Along with providing exhilarating entertainment, Plena Libre—which has performed in fifteen countries, from Morocco to Malaysia—has a deep commitment to educating their audiences about the traditional culture of Puerto Rico. Since the founding of the group, the ensemble has offered three levels of workshops tailored to the needs of particular demographics. For young audiences, the band has conducted hands-on demonstrations, taking an interactive approach to helping kids play Caribbean rhythms and learn various dance steps. For older audiences, Plena Libre focuses their discussion on the rich historical and cultural aspects of their music, reinforcing these points with live musical examples. And, for professional musicians, through performance and dialogue, the band shares their insight into the music business and their own creative process as well as details of the technical aspects of producing their art.
With an aggressive, tight, yet sensitive style, which balances the traditional with the contemporary, the global and the local, Plena Libre creates a brand of music and live performance that is both profoundly Puerto Rican and universally appealing. Filtering the sounds of various Afro-Caribbean forms like merengue and cumbia, and Afro-Cuban like mambo and yes, salsa if you ask nicely through a unique set of artistic sensibilities, this versatile collection of expert performers create a celebratory spectacle and engaging sonic ecstasy. Thrilling audiences around the world, from the Fez Festival (in Morocco) to the Playboy Jazz Festival, Plena Libre is a train that just keeps picking up steam as it charges ahead in unexpected and exciting directions.
“...a mad weave of polyrhythms that simply sizzle.” — The Boston Herald
“The crowd went wild.” —Sun Sentinel (Florida)
“Plena Libre has given a new era to this wonderful rhythm plena” — Daily News (NYC)
“The biggest band to play plena… Plena Libre know the tradition but aren't afraid to draw upon stuff from outside the genre to keep it fresh” — The Village Voice
“Where would the contemporary bomba and plena be without Gary Nuñez of Plena Libre” (5 Star Review) — The New York Post
“Plena Libre stole the show.” — Latin Beat Magazine
“The band… conquered the stage with their unique, yet sophisticated sound, a fascinating blend of folkloric tunes with contemporary beats such as salsa, samba and reggae.

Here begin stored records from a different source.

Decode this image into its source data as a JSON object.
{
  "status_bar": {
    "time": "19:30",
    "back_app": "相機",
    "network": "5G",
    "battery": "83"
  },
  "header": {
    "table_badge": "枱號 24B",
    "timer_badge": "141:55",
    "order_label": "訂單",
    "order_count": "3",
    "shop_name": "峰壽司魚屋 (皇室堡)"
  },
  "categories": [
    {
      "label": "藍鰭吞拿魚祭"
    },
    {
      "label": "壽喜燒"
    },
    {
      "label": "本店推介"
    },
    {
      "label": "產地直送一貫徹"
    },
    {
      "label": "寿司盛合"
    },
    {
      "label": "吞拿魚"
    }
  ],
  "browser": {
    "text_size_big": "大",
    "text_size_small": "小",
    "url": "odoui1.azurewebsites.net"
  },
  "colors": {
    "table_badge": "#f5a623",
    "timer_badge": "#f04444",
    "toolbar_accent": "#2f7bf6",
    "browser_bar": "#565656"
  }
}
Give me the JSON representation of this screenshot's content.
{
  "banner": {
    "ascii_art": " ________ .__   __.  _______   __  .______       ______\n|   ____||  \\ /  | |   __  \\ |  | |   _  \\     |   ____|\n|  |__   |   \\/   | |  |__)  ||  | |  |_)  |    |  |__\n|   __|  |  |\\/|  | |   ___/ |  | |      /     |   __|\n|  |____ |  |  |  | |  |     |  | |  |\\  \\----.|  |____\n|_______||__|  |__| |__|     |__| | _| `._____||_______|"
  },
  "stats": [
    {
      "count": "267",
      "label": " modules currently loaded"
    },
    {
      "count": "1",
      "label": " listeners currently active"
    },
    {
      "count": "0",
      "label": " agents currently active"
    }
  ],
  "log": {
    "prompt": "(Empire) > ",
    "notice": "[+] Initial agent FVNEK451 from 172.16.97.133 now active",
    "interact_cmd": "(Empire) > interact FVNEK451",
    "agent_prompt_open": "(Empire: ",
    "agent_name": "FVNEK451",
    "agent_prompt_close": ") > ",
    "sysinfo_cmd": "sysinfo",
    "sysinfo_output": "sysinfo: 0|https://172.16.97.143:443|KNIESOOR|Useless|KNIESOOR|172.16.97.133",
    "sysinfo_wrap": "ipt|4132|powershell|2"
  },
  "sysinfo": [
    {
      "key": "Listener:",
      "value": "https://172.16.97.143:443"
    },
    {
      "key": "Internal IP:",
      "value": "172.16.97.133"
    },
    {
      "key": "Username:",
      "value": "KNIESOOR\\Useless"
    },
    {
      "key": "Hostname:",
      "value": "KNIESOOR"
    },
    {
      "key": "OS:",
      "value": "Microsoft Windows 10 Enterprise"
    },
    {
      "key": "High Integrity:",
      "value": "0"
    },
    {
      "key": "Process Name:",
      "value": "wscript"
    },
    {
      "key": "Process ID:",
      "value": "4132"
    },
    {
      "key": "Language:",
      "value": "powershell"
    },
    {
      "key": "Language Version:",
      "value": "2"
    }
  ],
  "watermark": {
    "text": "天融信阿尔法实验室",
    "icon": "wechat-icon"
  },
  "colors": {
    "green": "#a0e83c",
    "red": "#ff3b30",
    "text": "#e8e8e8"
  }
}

To watch a Plena Libre’s performance is to witness a realm where tradition truly meets modernity.” — NY Mosaico
“Plena Libre made a strong impression because of their musicality, togetherness, growth and dynamism on stage.” — El Nuevo Día (Puerto Rico)
“Tropical music will never be the same after the emerging of the vigorous group, Plena Libre.” — The San Juan Star
“Tres chic” — Liberation (France)